“People are notoriously bad at making decisions that will make them happier,” Whillans [Ashley] said. She suspects the abstract nature of time may be to blame. “We always think we’re going to have more time tomorrow than we do right now,” she said, so we’re hesitant to trade money, which is concrete and measurable, for time, which is much more uncertain.
As I have gotten older this is all that matters to me. Every chat with the kids…all the travel and Netflix and chills I now do with Ellen…every walk with the dogs on Coronado — I try to appreciate just a little bit more.
Ben is back from vacation and today he shared his thoughts on all the big ride sharing announcements of late. Re the Uber deal with Russia’s Yandex:
Uber is losing in more and more markets, just like they lost in China, representing another blow to the Uber bull case. Watch out below!
The problem with this narrative should be obvious to long-time Stratechery readers. I was relentlessly critical of Uber’s foray into China in particular, viewing it as a massive cash sinkhole with basically zero prospect for success. And, indeed, Uber failed to build a standalone Uber business in China. That, though, does not mean the initiative was a failure: rather, Uber now owns 17.7% of Didi, a stake that, on paper, is worth nearly $9 billion.
Moreover, that stake requires zero ongoing investment from Uber; in fact, over the year since the deal was consummated Uber’s stake has increased by 4x while its expenditures in China have gone from over $1 billion a year to zero. As I noted at the time, this deal is Uber’s Yahoo-Alibaba trump card: Uber’s business could go to zero and investors could still make money for all of the reasons I noted at the time (putting aside liquidation preferences and whatever other monstrosities likely exist on Uber’s cap table).
And this point of view as Softbank and Didi Invest $2 Billion in Grab and the Southeast Asia market:

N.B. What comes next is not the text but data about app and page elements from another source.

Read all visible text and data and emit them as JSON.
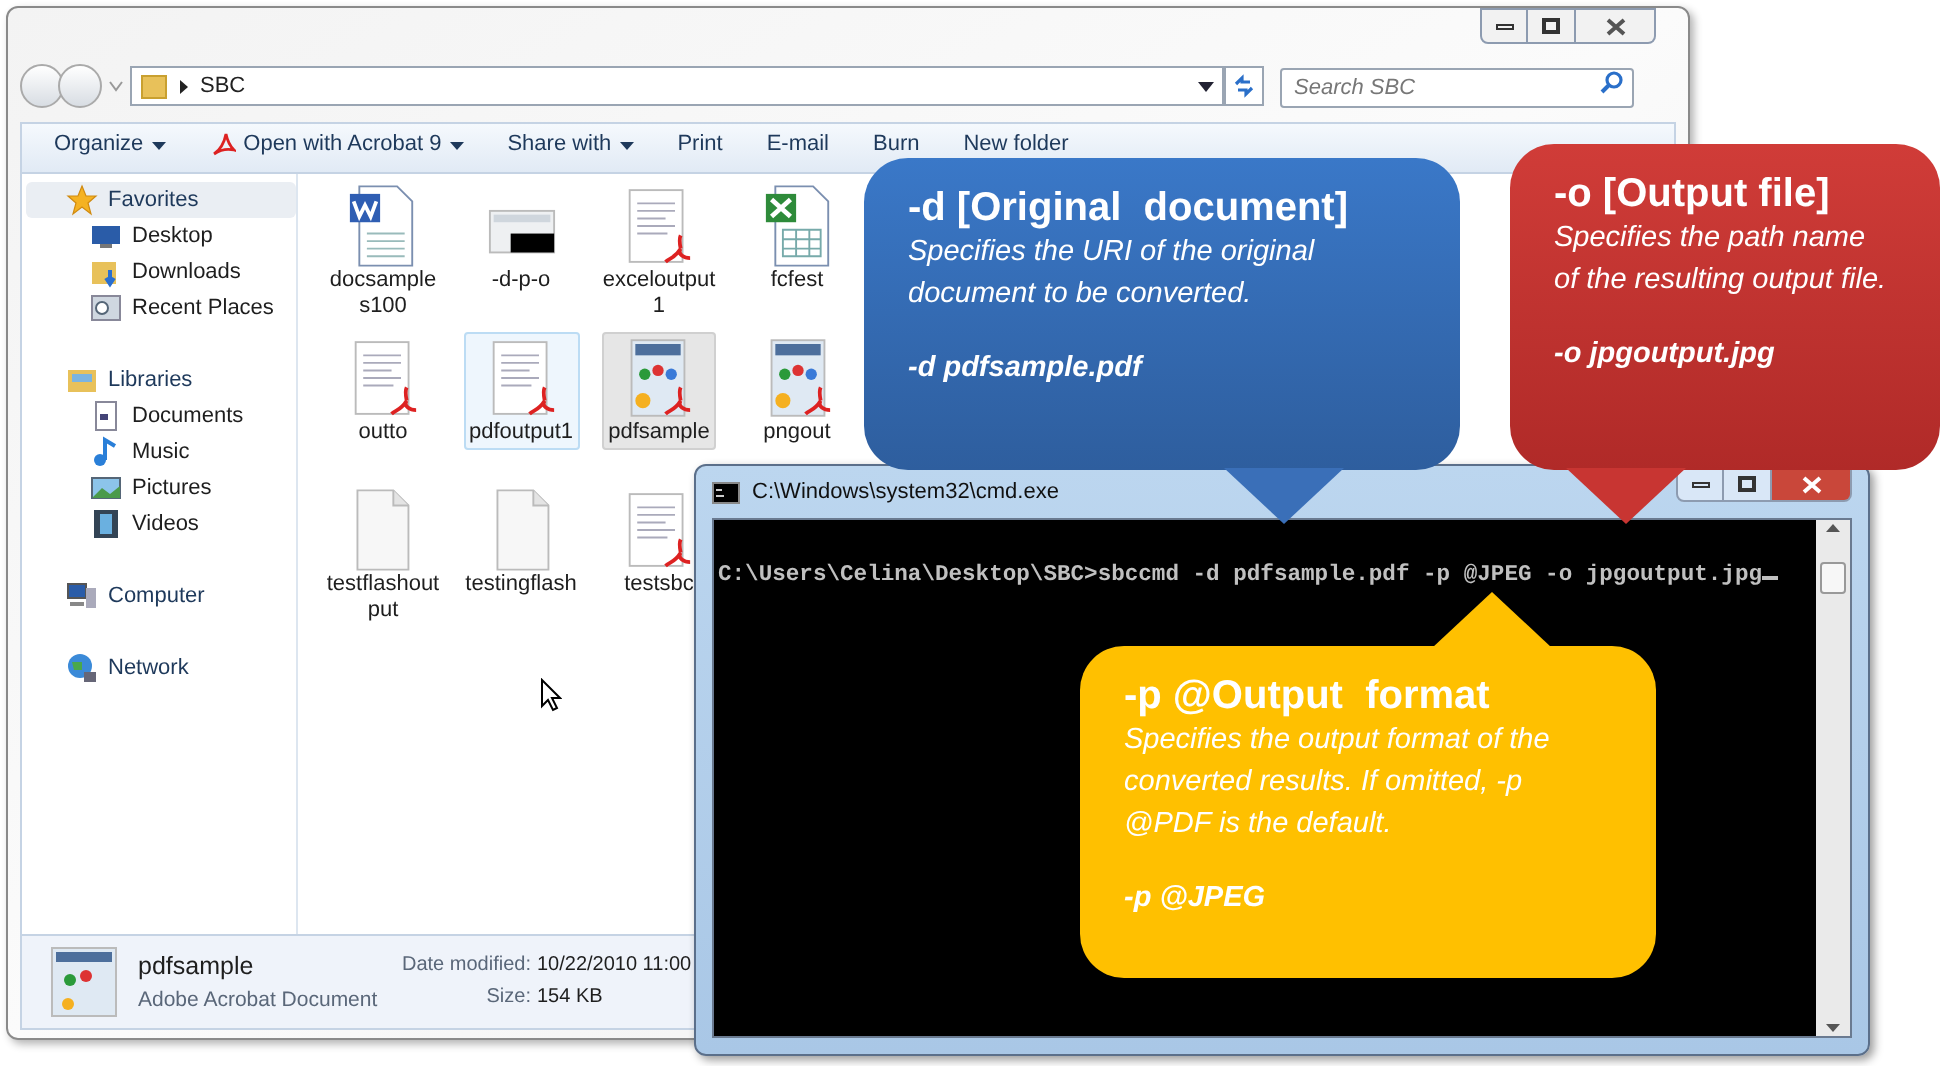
{
  "explorer": {
    "address": "SBC",
    "search": {
      "placeholder": "Search SBC"
    },
    "toolbar": [
      {
        "label": "Organize",
        "dropdown": true
      },
      {
        "label": "Open with Acrobat 9",
        "dropdown": true
      },
      {
        "label": "Share with",
        "dropdown": true
      },
      {
        "label": "Print",
        "dropdown": false
      },
      {
        "label": "E-mail",
        "dropdown": false
      },
      {
        "label": "Burn",
        "dropdown": false
      },
      {
        "label": "New folder",
        "dropdown": false
      }
    ],
    "sidebar": [
      {
        "label": "Favorites",
        "selected": true,
        "children": [
          {
            "label": "Desktop",
            "selected": false
          },
          {
            "label": "Downloads",
            "selected": false
          },
          {
            "label": "Recent Places",
            "selected": false
          }
        ]
      },
      {
        "label": "Libraries",
        "selected": false,
        "children": [
          {
            "label": "Documents",
            "selected": false
          },
          {
            "label": "Music",
            "selected": false
          },
          {
            "label": "Pictures",
            "selected": false
          },
          {
            "label": "Videos",
            "selected": false
          }
        ]
      },
      {
        "label": "Computer",
        "selected": false
      },
      {
        "label": "Network",
        "selected": false
      }
    ],
    "file_rows": [
      {
        "items": [
          {
            "lines": [
              "docsample",
              "s100"
            ],
            "kind": "word",
            "selected": false,
            "hovered": false
          },
          {
            "lines": [
              "-d-p-o"
            ],
            "kind": "screenshot",
            "selected": false,
            "hovered": false
          },
          {
            "lines": [
              "exceloutput",
              "1"
            ],
            "kind": "pdf",
            "selected": false,
            "hovered": false
          },
          {
            "lines": [
              "fcfest"
            ],
            "kind": "excel",
            "selected": false,
            "hovered": false
          }
        ]
      },
      {
        "items": [
          {
            "lines": [
              "outto"
            ],
            "kind": "pdf",
            "selected": false,
            "hovered": false
          },
          {
            "lines": [
              "pdfoutput1"
            ],
            "kind": "pdf",
            "selected": false,
            "hovered": true
          },
          {
            "lines": [
              "pdfsample"
            ],
            "kind": "brochure",
            "selected": true,
            "hovered": false
          },
          {
            "lines": [
              "pngout"
            ],
            "kind": "brochure",
            "selected": false,
            "hovered": false
          }
        ]
      },
      {
        "items": [
          {
            "lines": [
              "testflashout",
              "put"
            ],
            "kind": "blank",
            "selected": false,
            "hovered": false
          },
          {
            "lines": [
              "testingflash"
            ],
            "kind": "blank",
            "selected": false,
            "hovered": false
          },
          {
            "lines": [
              "testsbc"
            ],
            "kind": "pdf",
            "selected": false,
            "hovered": false
          }
        ]
      }
    ],
    "details": {
      "name": "pdfsample",
      "type": "Adobe Acrobat Document",
      "date_label": "Date modified:",
      "date": "10/22/2010 11:00",
      "size_label": "Size:",
      "size": "154 KB"
    }
  },
  "console": {
    "title": "C:\\Windows\\system32\\cmd.exe",
    "line": "C:\\Users\\Celina\\Desktop\\SBC>sbccmd -d pdfsample.pdf -p @JPEG -o jpgoutput.jpg"
  },
  "callouts": [
    {
      "kind": "blue",
      "color": "#3a6fb8",
      "title": "-d [Original  document]",
      "description": "Specifies the URI of the original document to be converted.",
      "example": "-d pdfsample.pdf"
    },
    {
      "kind": "red",
      "color": "#c83532",
      "title": "-o [Output file]",
      "description": "Specifies the path name of the resulting output file.",
      "example": "-o jpgoutput.jpg"
    },
    {
      "kind": "yellow",
      "color": "#ffc000",
      "title": "-p @Output  format",
      "description": "Specifies the output format of the converted results. If omitted, -p @PDF is the default.",
      "example": "-p @JPEG"
    }
  ]
}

This is a fascinating — dare I say brilliant — move by Softbank and Didi. What is so interesting is not the fact that the companies invested in Grab — this is Softbank’s fourth investment in the company and Didi’s second — but rather the scale. It’s hard not to read that massive $2 billion figure as the strongest possible signal to Uber: join up on our terms or die a long slow death in an area of the world that has tremendous long-term promise (thanks to low car ownership) but zero chance of near-term profitability (thanks to competition from Grab and much lower income levels).

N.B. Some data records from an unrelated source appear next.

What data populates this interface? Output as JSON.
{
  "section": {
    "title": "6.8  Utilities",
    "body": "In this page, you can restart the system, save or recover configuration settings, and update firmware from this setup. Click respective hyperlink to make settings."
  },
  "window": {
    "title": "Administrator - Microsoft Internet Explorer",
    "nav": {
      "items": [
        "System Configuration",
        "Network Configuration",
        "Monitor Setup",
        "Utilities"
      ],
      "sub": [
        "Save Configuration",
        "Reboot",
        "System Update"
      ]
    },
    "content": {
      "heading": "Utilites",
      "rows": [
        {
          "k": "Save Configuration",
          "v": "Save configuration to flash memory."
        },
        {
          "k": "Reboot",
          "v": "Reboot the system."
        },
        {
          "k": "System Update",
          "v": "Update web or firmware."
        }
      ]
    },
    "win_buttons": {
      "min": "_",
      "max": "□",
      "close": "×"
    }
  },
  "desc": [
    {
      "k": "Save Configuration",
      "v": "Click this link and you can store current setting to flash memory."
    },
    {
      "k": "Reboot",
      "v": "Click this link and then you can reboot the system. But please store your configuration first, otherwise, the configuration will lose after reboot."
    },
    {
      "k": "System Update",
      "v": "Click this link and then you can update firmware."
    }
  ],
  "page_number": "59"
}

Softbank and China are playing global digital chess and it’s all easy to follow in the private and public markets.
The peloton of knowledge at our fingertips is wonderful.
Originally published at Howard Lindzon.